WHAT TO WORK ON: From the entries below, copy every line where the string "that" appears.

(Dataset records)
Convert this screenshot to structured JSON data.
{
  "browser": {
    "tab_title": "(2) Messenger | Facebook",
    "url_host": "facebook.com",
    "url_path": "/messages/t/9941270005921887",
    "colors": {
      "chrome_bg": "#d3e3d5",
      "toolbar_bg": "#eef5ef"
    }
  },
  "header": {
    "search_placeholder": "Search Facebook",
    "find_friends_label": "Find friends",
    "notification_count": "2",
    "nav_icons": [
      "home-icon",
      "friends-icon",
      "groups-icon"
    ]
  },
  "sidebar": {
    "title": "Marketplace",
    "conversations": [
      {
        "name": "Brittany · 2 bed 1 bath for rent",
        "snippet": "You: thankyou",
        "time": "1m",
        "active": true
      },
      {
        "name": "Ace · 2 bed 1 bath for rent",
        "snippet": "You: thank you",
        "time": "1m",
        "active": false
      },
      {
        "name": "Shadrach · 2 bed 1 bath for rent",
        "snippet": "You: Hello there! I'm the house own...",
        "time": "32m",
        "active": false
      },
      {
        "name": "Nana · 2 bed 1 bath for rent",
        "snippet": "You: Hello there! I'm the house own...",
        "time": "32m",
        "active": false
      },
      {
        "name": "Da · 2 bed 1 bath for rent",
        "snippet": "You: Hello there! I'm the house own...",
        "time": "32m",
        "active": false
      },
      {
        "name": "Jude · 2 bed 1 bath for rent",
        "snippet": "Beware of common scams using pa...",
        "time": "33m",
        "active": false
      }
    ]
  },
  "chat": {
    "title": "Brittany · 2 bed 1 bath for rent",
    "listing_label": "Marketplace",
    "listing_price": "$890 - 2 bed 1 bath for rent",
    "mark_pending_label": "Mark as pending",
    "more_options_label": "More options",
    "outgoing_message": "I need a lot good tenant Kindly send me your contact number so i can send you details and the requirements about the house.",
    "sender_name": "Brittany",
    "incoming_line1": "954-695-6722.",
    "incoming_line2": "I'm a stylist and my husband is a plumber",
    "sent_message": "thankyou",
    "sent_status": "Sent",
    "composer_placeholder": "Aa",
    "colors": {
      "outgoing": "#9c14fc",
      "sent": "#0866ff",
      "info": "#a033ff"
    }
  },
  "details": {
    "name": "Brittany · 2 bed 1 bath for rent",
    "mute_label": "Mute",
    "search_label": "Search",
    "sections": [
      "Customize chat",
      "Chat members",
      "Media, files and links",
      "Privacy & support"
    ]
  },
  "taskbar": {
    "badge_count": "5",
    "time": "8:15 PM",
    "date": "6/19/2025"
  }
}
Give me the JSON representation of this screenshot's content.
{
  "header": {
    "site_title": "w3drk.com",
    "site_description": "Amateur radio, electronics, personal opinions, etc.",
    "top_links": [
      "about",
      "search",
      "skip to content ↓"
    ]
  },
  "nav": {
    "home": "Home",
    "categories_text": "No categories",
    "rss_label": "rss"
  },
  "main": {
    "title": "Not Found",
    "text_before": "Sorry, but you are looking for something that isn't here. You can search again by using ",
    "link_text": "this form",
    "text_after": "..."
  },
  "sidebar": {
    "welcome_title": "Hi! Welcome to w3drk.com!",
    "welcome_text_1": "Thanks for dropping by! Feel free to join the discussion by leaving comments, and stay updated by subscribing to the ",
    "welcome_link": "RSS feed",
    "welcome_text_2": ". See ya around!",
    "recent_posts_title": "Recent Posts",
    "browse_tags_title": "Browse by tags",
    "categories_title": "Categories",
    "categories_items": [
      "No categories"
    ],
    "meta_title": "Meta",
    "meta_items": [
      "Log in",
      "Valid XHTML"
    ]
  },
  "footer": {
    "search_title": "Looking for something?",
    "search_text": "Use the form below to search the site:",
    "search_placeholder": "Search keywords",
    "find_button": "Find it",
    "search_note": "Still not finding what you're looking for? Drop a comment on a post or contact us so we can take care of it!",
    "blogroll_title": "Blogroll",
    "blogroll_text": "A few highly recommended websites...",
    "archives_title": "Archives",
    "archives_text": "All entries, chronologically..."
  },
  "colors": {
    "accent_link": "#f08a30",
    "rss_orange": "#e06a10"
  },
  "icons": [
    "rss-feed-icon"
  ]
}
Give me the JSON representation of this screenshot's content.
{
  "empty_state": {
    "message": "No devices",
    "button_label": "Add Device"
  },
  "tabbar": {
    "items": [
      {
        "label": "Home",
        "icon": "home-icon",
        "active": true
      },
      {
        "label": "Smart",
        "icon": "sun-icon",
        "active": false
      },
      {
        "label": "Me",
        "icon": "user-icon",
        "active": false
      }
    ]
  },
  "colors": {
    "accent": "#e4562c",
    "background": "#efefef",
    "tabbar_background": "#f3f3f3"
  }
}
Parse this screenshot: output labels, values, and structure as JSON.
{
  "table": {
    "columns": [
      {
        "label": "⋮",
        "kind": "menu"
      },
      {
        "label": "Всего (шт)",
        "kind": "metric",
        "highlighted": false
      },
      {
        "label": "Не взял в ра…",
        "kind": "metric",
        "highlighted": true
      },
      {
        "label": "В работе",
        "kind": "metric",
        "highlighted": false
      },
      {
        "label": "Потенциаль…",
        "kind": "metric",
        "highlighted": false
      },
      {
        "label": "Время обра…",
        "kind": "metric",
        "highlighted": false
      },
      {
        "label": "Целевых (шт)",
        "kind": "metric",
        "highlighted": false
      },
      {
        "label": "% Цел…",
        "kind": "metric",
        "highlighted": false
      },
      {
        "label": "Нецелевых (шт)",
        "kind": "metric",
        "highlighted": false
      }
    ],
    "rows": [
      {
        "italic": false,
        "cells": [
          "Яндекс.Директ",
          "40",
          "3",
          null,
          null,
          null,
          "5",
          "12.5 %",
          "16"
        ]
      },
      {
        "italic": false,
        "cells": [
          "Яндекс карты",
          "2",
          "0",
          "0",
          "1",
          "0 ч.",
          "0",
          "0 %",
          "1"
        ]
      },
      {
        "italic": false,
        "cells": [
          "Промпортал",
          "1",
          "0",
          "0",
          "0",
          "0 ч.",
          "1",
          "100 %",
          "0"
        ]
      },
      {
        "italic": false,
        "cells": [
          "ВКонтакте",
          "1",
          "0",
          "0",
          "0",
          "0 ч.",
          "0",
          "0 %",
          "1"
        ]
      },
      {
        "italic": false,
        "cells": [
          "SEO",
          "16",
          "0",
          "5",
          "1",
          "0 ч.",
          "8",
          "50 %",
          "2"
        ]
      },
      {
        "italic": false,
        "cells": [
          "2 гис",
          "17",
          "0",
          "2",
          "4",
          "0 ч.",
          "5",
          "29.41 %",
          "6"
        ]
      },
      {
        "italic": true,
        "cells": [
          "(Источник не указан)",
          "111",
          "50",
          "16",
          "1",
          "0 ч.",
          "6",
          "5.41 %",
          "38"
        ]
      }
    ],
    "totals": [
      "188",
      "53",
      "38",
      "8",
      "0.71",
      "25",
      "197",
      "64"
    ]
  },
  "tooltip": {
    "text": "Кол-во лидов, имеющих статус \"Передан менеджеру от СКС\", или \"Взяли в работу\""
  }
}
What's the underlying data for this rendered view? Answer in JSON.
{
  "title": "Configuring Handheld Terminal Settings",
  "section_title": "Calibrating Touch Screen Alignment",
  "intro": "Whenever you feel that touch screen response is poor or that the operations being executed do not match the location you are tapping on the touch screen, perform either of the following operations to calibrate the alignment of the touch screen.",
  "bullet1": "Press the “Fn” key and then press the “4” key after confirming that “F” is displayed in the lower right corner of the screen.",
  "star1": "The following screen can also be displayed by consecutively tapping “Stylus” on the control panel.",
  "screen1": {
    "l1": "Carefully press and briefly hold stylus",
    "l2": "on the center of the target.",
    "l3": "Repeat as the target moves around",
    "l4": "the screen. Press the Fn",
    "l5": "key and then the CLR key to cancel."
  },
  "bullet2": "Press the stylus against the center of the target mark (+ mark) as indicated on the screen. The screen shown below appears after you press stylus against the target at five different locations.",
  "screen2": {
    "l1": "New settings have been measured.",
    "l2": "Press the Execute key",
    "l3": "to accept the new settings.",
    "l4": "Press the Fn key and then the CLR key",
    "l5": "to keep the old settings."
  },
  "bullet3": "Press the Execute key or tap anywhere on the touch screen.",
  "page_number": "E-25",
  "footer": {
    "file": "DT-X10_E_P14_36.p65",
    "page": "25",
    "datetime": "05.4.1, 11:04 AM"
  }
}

RESPONSE TO THIS EXERCISE:
    "text_before": "Sorry, but you are looking for something that isn't here. You can search again by using ",
  "intro": "Whenever you feel that touch screen response is poor or that the operations being executed do not match the location you are tapping on the touch screen, perform either of the following operations to calibrate the alignment of the touch screen.",
  "bullet1": "Press the “Fn” key and then press the “4” key after confirming that “F” is displayed in the lower right corner of the screen.",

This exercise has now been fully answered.